Assigned task: For each entry below, output it exactly as it stands.

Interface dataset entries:
┏━━

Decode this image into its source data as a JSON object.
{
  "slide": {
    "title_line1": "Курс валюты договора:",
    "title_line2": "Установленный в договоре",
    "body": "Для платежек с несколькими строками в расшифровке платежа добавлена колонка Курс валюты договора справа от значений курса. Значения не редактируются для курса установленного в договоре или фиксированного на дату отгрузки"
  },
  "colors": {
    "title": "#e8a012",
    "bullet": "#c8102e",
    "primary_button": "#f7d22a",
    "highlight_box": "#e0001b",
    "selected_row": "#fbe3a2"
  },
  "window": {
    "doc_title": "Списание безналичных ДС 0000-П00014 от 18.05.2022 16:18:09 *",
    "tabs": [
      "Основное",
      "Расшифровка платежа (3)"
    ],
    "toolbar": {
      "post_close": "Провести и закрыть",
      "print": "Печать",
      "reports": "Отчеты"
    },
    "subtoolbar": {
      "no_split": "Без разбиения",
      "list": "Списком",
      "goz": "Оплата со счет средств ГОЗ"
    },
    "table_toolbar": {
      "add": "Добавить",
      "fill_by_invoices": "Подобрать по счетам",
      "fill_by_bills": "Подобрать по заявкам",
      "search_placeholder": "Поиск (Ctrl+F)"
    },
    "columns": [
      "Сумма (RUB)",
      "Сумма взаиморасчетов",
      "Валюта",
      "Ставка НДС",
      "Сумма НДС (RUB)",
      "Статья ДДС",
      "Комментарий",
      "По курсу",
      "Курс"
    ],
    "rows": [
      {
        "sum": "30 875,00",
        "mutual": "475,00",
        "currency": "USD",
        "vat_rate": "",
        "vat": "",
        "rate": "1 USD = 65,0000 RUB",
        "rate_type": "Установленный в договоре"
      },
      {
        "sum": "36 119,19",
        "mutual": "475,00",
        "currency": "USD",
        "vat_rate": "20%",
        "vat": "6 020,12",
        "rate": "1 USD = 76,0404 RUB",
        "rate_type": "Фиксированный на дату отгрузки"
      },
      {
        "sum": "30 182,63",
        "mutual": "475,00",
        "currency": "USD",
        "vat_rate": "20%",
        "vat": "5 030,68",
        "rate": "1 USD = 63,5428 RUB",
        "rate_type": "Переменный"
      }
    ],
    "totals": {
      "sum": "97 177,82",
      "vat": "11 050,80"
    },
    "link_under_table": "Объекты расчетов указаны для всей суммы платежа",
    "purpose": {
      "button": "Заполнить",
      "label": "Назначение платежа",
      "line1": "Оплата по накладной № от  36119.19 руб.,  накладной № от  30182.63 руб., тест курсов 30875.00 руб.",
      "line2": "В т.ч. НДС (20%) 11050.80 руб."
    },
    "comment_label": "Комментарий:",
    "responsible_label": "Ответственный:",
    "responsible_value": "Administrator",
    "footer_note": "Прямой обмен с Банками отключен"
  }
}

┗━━

Result:
Decode this image into its source data as a JSON object.
{
  "slide": {
    "title_line1": "Курс валюты договора:",
    "title_line2": "Установленный в договоре",
    "body": "Для платежек с несколькими строками в расшифровке платежа добавлена колонка Курс валюты договора справа от значений курса. Значения не редактируются для курса установленного в договоре или фиксированного на дату отгрузки"
  },
  "colors": {
    "title": "#e8a012",
    "bullet": "#c8102e",
    "primary_button": "#f7d22a",
    "highlight_box": "#e0001b",
    "selected_row": "#fbe3a2"
  },
  "window": {
    "doc_title": "Списание безналичных ДС 0000-П00014 от 18.05.2022 16:18:09 *",
    "tabs": [
      "Основное",
      "Расшифровка платежа (3)"
    ],
    "toolbar": {
      "post_close": "Провести и закрыть",
      "print": "Печать",
      "reports": "Отчеты"
    },
    "subtoolbar": {
      "no_split": "Без разбиения",
      "list": "Списком",
      "goz": "Оплата со счет средств ГОЗ"
    },
    "table_toolbar": {
      "add": "Добавить",
      "fill_by_invoices": "Подобрать по счетам",
      "fill_by_bills": "Подобрать по заявкам",
      "search_placeholder": "Поиск (Ctrl+F)"
    },
    "columns": [
      "Сумма (RUB)",
      "Сумма взаиморасчетов",
      "Валюта",
      "Ставка НДС",
      "Сумма НДС (RUB)",
      "Статья ДДС",
      "Комментарий",
      "По курсу",
      "Курс"
    ],
    "rows": [
      {
        "sum": "30 875,00",
        "mutual": "475,00",
        "currency": "USD",
        "vat_rate": "",
        "vat": "",
        "rate": "1 USD = 65,0000 RUB",
        "rate_type": "Установленный в договоре"
      },
      {
        "sum": "36 119,19",
        "mutual": "475,00",
        "currency": "USD",
        "vat_rate": "20%",
        "vat": "6 020,12",
        "rate": "1 USD = 76,0404 RUB",
        "rate_type": "Фиксированный на дату отгрузки"
      },
      {
        "sum": "30 182,63",
        "mutual": "475,00",
        "currency": "USD",
        "vat_rate": "20%",
        "vat": "5 030,68",
        "rate": "1 USD = 63,5428 RUB",
        "rate_type": "Переменный"
      }
    ],
    "totals": {
      "sum": "97 177,82",
      "vat": "11 050,80"
    },
    "link_under_table": "Объекты расчетов указаны для всей суммы платежа",
    "purpose": {
      "button": "Заполнить",
      "label": "Назначение платежа",
      "line1": "Оплата по накладной № от  36119.19 руб.,  накладной № от  30182.63 руб., тест курсов 30875.00 руб.",
      "line2": "В т.ч. НДС (20%) 11050.80 руб."
    },
    "comment_label": "Комментарий:",
    "responsible_label": "Ответственный:",
    "responsible_value": "Administrator",
    "footer_note": "Прямой обмен с Банками отключен"
  }
}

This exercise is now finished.